**** THE INPUT
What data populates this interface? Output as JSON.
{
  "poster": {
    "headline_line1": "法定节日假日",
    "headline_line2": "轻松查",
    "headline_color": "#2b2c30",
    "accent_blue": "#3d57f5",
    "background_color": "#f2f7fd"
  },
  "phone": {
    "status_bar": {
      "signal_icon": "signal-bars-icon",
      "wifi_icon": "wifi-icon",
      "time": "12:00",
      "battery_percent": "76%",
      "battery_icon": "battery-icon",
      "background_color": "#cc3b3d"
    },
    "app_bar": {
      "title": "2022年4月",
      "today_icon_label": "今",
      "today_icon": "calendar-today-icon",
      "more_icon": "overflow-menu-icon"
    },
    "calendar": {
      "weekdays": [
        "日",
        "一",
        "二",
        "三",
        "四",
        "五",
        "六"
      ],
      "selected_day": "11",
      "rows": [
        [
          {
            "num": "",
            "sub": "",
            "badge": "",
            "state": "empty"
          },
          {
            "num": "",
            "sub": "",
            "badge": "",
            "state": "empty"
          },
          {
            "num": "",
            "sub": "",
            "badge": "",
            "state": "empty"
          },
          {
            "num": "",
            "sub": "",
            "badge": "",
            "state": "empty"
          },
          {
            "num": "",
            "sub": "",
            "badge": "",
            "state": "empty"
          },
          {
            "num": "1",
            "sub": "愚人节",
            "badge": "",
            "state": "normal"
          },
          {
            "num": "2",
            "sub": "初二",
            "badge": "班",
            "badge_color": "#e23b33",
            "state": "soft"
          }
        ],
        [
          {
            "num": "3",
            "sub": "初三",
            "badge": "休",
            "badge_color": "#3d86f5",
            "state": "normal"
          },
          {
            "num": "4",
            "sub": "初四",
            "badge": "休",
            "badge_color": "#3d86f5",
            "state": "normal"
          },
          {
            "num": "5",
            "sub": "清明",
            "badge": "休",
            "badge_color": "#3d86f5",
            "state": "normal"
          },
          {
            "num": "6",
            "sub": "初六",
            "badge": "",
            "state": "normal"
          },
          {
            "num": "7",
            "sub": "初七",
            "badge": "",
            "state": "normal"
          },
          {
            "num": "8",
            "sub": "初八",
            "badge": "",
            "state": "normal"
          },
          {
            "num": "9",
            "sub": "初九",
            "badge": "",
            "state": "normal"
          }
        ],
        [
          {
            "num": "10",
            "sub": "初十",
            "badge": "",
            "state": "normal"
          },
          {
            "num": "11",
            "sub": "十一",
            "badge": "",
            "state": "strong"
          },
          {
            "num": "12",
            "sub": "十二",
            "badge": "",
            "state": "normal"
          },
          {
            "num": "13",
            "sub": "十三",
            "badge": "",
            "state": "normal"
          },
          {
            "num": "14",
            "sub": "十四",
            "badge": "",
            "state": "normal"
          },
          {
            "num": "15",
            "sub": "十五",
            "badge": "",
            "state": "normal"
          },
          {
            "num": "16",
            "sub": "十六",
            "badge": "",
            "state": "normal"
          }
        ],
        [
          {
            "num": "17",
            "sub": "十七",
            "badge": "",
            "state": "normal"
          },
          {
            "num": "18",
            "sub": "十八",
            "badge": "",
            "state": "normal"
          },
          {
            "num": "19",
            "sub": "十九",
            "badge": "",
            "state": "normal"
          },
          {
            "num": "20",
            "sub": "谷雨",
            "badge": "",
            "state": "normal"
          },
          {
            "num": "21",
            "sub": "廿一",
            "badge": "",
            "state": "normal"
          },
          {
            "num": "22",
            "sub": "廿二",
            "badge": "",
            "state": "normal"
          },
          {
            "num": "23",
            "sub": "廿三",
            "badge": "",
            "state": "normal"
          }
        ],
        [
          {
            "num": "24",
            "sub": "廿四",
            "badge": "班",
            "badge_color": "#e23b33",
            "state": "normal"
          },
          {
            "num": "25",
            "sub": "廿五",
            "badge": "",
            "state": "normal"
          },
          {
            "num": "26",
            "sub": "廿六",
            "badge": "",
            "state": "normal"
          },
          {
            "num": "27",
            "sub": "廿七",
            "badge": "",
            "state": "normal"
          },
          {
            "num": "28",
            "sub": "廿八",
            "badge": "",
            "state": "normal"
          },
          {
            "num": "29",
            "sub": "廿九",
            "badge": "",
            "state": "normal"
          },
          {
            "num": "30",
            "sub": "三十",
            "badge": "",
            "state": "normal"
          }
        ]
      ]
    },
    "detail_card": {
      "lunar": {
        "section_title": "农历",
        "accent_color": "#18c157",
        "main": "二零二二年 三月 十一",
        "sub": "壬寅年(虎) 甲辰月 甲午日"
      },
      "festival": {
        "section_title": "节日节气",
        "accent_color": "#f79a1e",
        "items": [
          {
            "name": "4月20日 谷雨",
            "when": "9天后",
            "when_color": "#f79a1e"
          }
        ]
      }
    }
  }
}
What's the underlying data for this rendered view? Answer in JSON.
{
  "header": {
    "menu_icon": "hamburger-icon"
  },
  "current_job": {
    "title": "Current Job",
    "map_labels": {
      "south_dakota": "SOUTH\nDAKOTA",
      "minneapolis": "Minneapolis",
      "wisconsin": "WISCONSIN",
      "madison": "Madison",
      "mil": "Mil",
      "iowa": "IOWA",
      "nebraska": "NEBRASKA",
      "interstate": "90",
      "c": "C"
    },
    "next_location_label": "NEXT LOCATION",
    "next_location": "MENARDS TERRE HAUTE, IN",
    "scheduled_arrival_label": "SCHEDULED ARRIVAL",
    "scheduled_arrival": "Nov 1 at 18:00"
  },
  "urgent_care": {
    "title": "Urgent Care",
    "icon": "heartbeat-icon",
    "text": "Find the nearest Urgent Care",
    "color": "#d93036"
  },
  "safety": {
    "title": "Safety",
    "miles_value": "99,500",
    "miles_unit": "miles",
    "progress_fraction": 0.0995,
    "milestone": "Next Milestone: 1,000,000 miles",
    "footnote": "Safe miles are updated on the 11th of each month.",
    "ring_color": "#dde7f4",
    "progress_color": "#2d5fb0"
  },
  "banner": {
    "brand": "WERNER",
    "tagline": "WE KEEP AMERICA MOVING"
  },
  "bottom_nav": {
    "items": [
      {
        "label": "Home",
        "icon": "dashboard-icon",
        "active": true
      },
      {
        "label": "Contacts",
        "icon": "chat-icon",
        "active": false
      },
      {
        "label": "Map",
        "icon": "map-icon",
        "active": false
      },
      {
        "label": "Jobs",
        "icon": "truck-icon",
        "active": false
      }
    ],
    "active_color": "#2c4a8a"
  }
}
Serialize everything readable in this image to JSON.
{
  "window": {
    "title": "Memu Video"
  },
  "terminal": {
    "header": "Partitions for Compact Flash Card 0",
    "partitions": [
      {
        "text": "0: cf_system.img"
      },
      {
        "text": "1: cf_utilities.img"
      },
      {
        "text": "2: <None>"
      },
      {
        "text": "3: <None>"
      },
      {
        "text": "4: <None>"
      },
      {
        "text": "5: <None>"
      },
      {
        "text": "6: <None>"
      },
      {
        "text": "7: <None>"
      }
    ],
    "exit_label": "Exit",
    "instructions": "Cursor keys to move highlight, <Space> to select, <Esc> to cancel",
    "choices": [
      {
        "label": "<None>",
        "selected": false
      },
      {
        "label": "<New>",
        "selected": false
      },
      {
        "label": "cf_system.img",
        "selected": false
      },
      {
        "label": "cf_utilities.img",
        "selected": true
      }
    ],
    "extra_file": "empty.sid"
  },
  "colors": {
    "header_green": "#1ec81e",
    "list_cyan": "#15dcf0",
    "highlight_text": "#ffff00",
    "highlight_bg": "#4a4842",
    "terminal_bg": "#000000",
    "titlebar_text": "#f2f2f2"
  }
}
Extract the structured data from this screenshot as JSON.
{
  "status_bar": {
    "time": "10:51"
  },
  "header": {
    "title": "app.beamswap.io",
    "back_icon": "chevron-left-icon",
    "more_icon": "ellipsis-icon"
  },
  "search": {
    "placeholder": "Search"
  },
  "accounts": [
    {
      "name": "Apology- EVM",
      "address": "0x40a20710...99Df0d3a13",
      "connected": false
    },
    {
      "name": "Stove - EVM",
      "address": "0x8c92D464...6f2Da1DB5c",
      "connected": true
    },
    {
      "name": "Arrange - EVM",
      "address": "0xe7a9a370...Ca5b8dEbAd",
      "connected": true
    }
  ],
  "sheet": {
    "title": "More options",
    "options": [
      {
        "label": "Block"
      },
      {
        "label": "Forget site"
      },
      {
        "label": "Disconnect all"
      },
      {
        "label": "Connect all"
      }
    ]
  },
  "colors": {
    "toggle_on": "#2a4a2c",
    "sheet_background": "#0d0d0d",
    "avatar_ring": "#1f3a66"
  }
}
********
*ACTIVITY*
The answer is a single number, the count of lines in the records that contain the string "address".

*TASK ANSWER*
3